From a personal perspective, I seek support and guidance from those with greater knowledge in both the medical field and Islamic sciences. Having a sound knowledge of medical ethics and Intensive Care medicine is essential to give credence to making appropriate decisions to maintain congruity with the environment within which we work. Indeed, I find that Islamic shar’i principles and guidance learnt through the study of Fiqh and Usul-al-Fiqh help solidify my decision making and make me content and at ease with my practice.

I find an apt analogy of an approach to critical care is that of Ibn Ahmad al-Ayni (d.855), a classical scholar and analyst, who asserted that the field of Tibb al –ilaj, or therapeutic medicine, was motivated by the desire to support the body to retain its natural healthy state, analogous to the “premorbid” state oft-quoted in health settings (5) . It is this notion that describes the supportive and restorative component that intensive care medicine offers.  In essence, intensive organ “support” treatments are merely temporising measures to ensure actual treatment of underlying conditions, to help patients regain their health during periods of critical illness.  This has helped contextualise treatments when discussing with both Muslim and non-Muslim patients and their families.

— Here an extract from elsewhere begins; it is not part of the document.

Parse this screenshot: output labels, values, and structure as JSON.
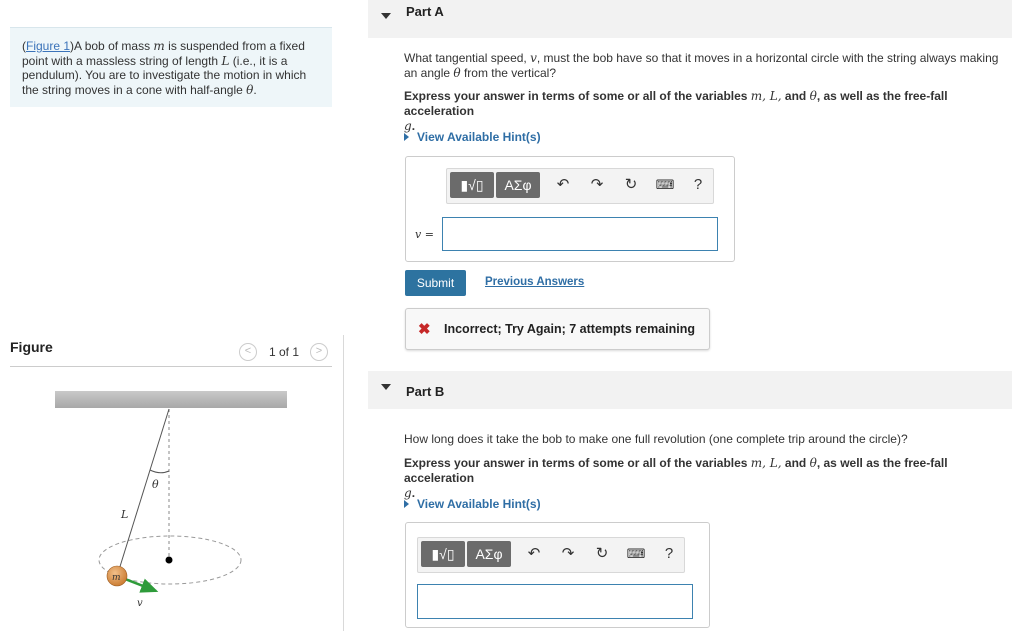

It is often a difficult decision to withdraw treatment from a patient, regardless of their religious background; by and large these decisions are made in a multi-disciplinary setting (including patients’ relatives) and with some evidence base. Often patients come with unrealistic expectations of what intensive care units can offer in the treatment of patients. Anecdotally, there have been several occasions whereby clinicians have felt intimidated by the passion and sheer number of relatives of patients from Muslim backgrounds. However, I believe that a responsibility we must convey to both junior and senior Muslim clinicians is to be assertive with themselves in what their religion advocates, just as much as they are with what their local and national regulatory bodies do. This, I believe, is the key to the Muslim workforce flourishing in areas such as the treatment of critically ill and dying patients, as well as educating our community at large, including our fellow clinicians.

Value

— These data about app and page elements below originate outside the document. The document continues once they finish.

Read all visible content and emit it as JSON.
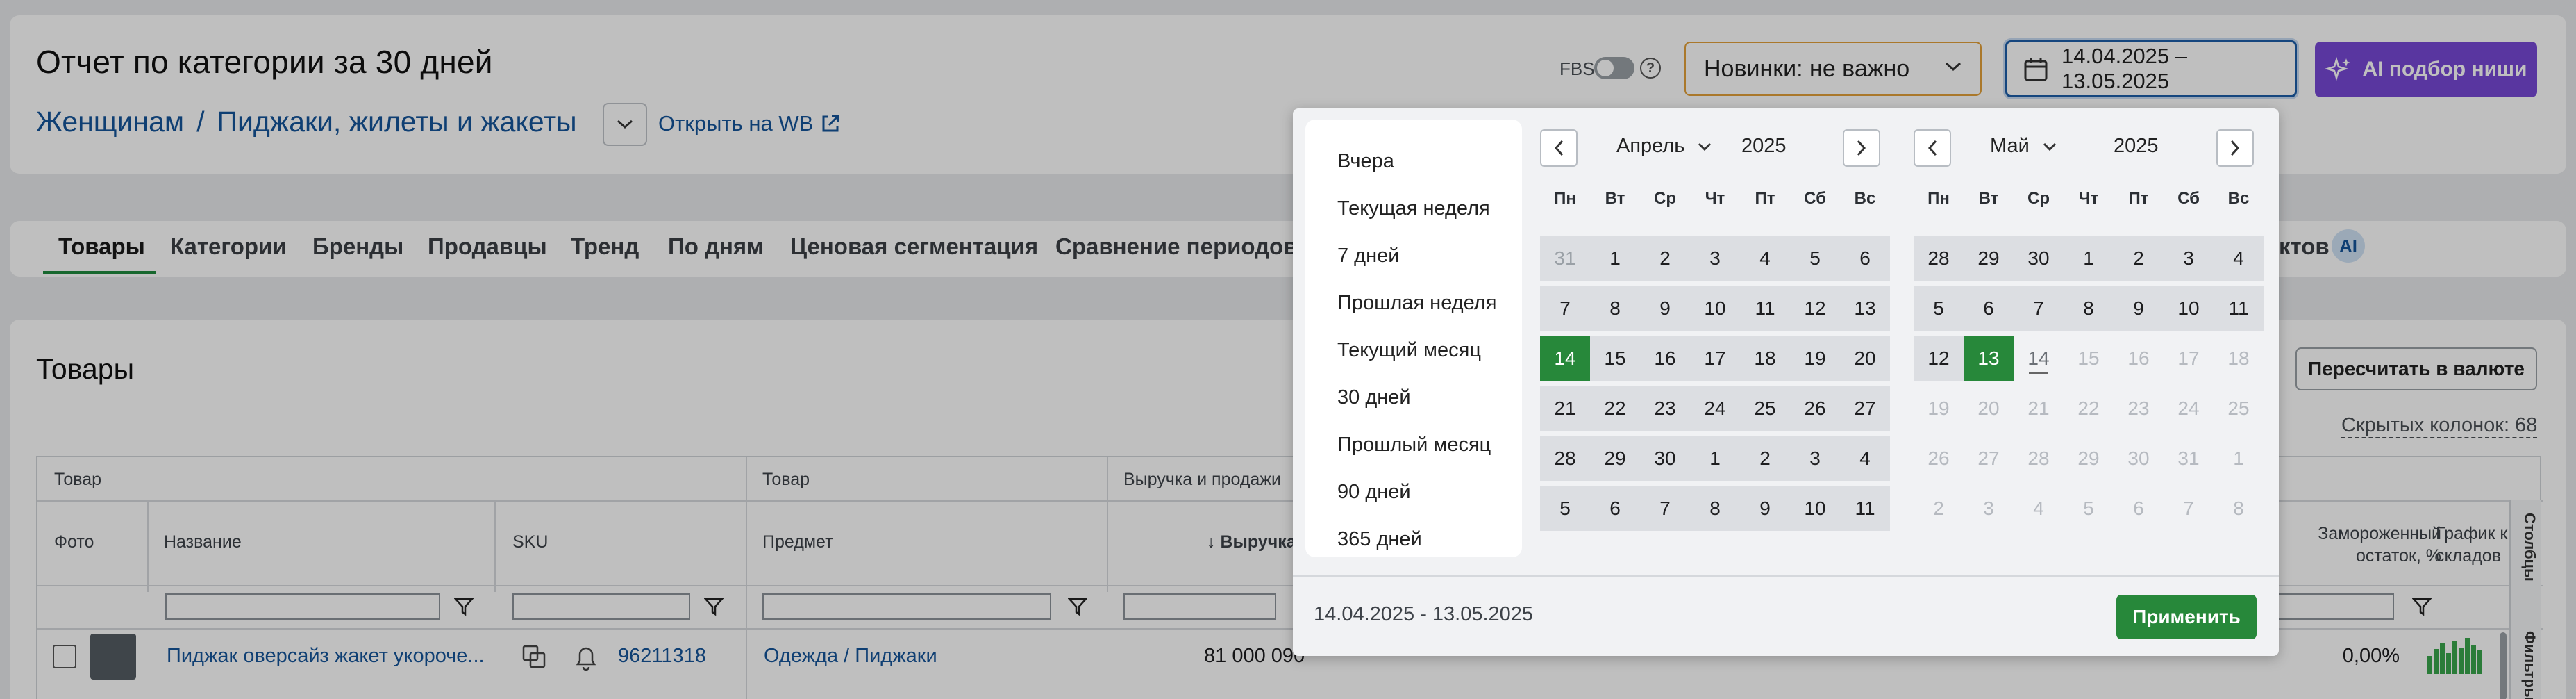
{
  "header": {
    "title": "Отчет по категории за 30 дней",
    "breadcrumb": [
      "Женщинам",
      "Пиджаки, жилеты и жакеты"
    ],
    "breadcrumb_sep": "/",
    "open_wb": "Открыть на WB",
    "fbs_label": "FBS",
    "fbs_help": "?",
    "novinki": "Новинки: не важно",
    "date_range": "14.04.2025 – 13.05.2025",
    "ai_button": "AI подбор ниши"
  },
  "tabs": [
    "Товары",
    "Категории",
    "Бренды",
    "Продавцы",
    "Тренд",
    "По дням",
    "Ценовая сегментация",
    "Сравнение периодов"
  ],
  "tab_overflow": {
    "label": "ктов",
    "badge": "AI"
  },
  "section": {
    "title": "Товары",
    "recalc": "Пересчитать в валюте",
    "hidden_cols": "Скрытых колонок: 68"
  },
  "table": {
    "groups": [
      "Товар",
      "Товар",
      "Выручка и продажи"
    ],
    "columns": [
      "Фото",
      "Название",
      "SKU",
      "Предмет",
      "↓ Выручка"
    ],
    "right_columns": [
      "Замороженный остаток, %",
      "График к складов"
    ],
    "side_tabs": [
      "Столбцы",
      "Фильтры"
    ],
    "row": {
      "name": "Пиджак оверсайз жакет укороче...",
      "sku": "96211318",
      "subject": "Одежда / Пиджаки",
      "revenue": "81 000 090",
      "frozen": "0,00%"
    }
  },
  "date_popup": {
    "presets": [
      "Вчера",
      "Текущая неделя",
      "7 дней",
      "Прошлая неделя",
      "Текущий месяц",
      "30 дней",
      "Прошлый месяц",
      "90 дней",
      "365 дней"
    ],
    "weekdays": [
      "Пн",
      "Вт",
      "Ср",
      "Чт",
      "Пт",
      "Сб",
      "Вс"
    ],
    "left": {
      "month": "Апрель",
      "year": "2025",
      "weeks": [
        [
          "31",
          "1",
          "2",
          "3",
          "4",
          "5",
          "6"
        ],
        [
          "7",
          "8",
          "9",
          "10",
          "11",
          "12",
          "13"
        ],
        [
          "14",
          "15",
          "16",
          "17",
          "18",
          "19",
          "20"
        ],
        [
          "21",
          "22",
          "23",
          "24",
          "25",
          "26",
          "27"
        ],
        [
          "28",
          "29",
          "30",
          "1",
          "2",
          "3",
          "4"
        ],
        [
          "5",
          "6",
          "7",
          "8",
          "9",
          "10",
          "11"
        ]
      ]
    },
    "right": {
      "month": "Май",
      "year": "2025",
      "weeks": [
        [
          "28",
          "29",
          "30",
          "1",
          "2",
          "3",
          "4"
        ],
        [
          "5",
          "6",
          "7",
          "8",
          "9",
          "10",
          "11"
        ],
        [
          "12",
          "13",
          "14",
          "15",
          "16",
          "17",
          "18"
        ],
        [
          "19",
          "20",
          "21",
          "22",
          "23",
          "24",
          "25"
        ],
        [
          "26",
          "27",
          "28",
          "29",
          "30",
          "31",
          "1"
        ],
        [
          "2",
          "3",
          "4",
          "5",
          "6",
          "7",
          "8"
        ]
      ]
    },
    "selected_range_text": "14.04.2025 - 13.05.2025",
    "apply": "Применить"
  },
  "colors": {
    "accent_green": "#27883a",
    "link_blue": "#14549a",
    "ai_purple": "#7749d6",
    "novinki_border": "#e3a03a"
  }
}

Example

Hukm (Ruling)

Mutayaqqin Certainty of cure or recovery Nutrition and hydration Sinful if such means not taken
Maznun Probable/expected >50% chance Most evidence based medical treatment Not sinful, potentially rewarding if taken with intention of being the Sunnah (way) of the Prophet Muhammad – peace be upon him
Mawhum Imagined/illusive <50% chance Therapies with little/no evidence base to their effectiveness i.e. some herbal/home therapy Permissible. Better to rely on the will of Allah

Table 1 – Principles of Shari’ obligations in seeking medical treatment, adapted from Withdrawal of Treatment and Brain Death: Advanced Cases, Dr Shaykh Rafaqat Rashid, Al Balagh Academy, 2017.

References :

1-Office for National Statistics. 2011 Census: Population Estimates for the United Kingdom, 27 March 2011.

2-Mahdi, S et al. Predictors of Physician Recommendation for Ethically Controversial Medical Procedures: Findings from an Exploratory National Survey of American Muslim Physicians. J Relig Health 2016 Apr;55(2):403-21. doi: 10.1007/s10943-015-0154-y.

3-Deuraseh, N. Health And Medicine In The Islamic Tradition Based On The Book Of Medicine (Kitab Al-Tibb) Of Sahih Al-Bukhari. JISHIM, 2006: pp.2-14.

4- No majority view on assisted dying moves RCP position to neutral, RCP 29th March 2019 https://www.rcplondon.ac.uk/news/no-majority-view-assisted-dying-moves-rcp-position-neutral

5-Al-`Ayni. Umdah al-Qari Sharh Sahih al-Bukhari, 25 vols. (Beirut: Dar Ihya’ al-turath al-`Arabi, n.d); 21: 229